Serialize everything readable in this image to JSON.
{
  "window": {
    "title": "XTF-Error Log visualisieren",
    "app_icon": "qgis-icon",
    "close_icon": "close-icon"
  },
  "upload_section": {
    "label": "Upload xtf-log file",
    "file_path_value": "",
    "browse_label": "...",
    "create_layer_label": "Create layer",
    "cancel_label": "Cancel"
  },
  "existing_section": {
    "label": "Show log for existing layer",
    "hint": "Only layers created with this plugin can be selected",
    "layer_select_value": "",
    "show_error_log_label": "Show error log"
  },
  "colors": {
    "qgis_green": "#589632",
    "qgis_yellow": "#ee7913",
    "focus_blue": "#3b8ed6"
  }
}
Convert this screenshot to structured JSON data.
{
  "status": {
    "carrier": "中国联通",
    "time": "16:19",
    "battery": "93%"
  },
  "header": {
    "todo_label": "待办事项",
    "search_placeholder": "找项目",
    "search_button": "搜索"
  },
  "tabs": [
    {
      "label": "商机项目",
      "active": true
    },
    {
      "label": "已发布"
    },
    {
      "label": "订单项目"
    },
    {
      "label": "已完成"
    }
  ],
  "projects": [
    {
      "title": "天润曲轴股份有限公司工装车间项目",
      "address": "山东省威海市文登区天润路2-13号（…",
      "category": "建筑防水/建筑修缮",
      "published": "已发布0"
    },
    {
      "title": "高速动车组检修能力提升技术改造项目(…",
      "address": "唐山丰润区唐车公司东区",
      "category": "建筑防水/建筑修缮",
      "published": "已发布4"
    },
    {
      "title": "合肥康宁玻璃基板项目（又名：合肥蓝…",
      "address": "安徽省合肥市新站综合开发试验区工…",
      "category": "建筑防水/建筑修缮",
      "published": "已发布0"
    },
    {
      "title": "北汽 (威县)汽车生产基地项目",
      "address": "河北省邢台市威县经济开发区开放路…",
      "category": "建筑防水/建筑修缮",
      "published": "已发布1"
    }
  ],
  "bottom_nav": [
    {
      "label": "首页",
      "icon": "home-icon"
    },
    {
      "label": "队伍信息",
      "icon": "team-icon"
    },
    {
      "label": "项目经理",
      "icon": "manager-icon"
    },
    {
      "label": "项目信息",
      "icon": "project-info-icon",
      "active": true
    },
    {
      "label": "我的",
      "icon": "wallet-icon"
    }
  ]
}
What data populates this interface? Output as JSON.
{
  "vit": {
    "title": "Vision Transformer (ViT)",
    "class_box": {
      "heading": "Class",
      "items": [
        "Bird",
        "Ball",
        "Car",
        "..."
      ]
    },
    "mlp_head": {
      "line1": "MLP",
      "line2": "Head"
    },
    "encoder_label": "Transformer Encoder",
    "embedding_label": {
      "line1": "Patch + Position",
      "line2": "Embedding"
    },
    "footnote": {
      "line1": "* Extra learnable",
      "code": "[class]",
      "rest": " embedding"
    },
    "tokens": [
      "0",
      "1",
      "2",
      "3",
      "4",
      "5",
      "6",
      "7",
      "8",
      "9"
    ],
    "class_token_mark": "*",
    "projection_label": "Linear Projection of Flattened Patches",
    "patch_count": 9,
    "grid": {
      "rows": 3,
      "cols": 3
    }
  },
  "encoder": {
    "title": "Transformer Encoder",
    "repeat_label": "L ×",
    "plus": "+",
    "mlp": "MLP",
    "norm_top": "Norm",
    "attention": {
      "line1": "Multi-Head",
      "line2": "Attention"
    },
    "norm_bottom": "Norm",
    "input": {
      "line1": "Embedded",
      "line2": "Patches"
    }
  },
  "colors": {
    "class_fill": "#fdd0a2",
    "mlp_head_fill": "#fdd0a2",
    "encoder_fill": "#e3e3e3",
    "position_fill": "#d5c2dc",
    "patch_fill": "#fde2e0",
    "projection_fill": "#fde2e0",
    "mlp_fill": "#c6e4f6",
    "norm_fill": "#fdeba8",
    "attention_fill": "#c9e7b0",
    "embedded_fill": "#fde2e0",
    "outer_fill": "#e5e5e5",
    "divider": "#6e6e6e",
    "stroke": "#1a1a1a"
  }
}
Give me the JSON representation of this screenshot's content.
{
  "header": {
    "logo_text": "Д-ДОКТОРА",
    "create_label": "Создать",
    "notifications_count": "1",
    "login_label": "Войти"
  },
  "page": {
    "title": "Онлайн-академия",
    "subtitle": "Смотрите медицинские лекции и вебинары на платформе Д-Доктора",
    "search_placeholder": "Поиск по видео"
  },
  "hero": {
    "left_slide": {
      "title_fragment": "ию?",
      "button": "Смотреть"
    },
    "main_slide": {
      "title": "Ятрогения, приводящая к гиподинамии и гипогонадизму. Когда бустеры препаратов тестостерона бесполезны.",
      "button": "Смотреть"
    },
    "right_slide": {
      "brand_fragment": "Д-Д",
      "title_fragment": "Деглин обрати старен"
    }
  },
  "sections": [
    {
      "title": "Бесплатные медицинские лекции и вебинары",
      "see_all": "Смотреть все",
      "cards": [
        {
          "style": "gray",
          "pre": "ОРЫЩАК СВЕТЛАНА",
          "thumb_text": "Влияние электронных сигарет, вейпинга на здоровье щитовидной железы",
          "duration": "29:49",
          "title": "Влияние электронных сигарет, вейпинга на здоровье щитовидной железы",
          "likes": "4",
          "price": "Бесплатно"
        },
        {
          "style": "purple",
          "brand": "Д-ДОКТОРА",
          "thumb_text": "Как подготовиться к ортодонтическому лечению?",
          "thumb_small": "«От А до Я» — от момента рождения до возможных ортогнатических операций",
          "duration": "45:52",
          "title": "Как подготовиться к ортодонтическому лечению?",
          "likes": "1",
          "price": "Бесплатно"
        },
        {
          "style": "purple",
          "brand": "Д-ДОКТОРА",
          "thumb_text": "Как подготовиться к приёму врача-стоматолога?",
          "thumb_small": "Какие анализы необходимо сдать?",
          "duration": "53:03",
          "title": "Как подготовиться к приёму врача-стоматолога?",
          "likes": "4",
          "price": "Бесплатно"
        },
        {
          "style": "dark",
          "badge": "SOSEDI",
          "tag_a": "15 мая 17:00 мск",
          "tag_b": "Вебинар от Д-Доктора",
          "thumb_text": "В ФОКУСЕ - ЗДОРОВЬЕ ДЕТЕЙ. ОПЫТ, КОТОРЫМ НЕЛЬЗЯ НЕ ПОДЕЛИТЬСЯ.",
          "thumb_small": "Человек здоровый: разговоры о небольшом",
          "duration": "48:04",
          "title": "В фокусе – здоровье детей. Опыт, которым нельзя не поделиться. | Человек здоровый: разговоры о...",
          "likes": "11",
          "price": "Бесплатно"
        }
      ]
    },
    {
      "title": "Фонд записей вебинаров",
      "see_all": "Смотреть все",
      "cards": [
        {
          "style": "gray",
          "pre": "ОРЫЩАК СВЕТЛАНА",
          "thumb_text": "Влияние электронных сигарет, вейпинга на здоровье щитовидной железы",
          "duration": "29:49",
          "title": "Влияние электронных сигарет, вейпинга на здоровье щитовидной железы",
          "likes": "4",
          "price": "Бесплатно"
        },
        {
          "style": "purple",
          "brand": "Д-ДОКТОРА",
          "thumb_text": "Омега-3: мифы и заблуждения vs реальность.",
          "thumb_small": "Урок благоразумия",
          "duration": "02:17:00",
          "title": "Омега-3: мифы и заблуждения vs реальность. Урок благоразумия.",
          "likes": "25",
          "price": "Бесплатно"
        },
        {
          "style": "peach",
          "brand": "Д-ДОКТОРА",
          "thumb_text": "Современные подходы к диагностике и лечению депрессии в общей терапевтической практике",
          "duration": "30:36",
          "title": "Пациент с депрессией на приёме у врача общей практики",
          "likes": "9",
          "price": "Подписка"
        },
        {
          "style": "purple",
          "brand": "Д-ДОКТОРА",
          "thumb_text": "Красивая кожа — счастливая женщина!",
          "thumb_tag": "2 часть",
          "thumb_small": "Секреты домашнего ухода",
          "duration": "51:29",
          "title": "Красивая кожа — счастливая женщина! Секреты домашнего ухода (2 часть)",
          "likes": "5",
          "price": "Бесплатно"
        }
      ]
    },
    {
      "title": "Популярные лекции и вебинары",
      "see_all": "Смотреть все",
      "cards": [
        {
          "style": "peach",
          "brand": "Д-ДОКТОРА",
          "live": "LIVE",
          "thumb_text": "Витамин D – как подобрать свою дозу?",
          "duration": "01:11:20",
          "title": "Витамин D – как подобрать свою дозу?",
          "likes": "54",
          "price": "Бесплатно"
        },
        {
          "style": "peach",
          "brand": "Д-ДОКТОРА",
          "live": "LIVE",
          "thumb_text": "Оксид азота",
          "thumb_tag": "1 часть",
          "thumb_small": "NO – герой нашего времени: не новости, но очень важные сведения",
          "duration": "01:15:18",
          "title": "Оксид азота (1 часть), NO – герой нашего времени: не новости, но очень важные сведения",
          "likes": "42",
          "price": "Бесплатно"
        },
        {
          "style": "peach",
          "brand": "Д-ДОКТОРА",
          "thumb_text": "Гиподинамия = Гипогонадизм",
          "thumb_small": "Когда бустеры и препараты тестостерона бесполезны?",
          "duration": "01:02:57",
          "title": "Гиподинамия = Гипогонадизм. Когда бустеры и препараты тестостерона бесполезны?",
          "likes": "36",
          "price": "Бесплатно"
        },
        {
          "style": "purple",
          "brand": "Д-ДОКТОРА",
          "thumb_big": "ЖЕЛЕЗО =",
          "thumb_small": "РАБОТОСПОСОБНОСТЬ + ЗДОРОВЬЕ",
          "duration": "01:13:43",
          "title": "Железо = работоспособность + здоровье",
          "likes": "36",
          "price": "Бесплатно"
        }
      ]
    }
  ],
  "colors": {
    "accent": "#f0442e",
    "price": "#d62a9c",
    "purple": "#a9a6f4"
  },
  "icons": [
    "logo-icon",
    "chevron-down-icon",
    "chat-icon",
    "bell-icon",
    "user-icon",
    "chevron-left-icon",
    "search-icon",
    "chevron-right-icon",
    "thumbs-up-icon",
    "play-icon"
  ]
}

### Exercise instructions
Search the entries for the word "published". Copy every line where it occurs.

### Exercise solution
      "published": "已发布0"
      "published": "已发布4"
      "published": "已发布0"
      "published": "已发布1"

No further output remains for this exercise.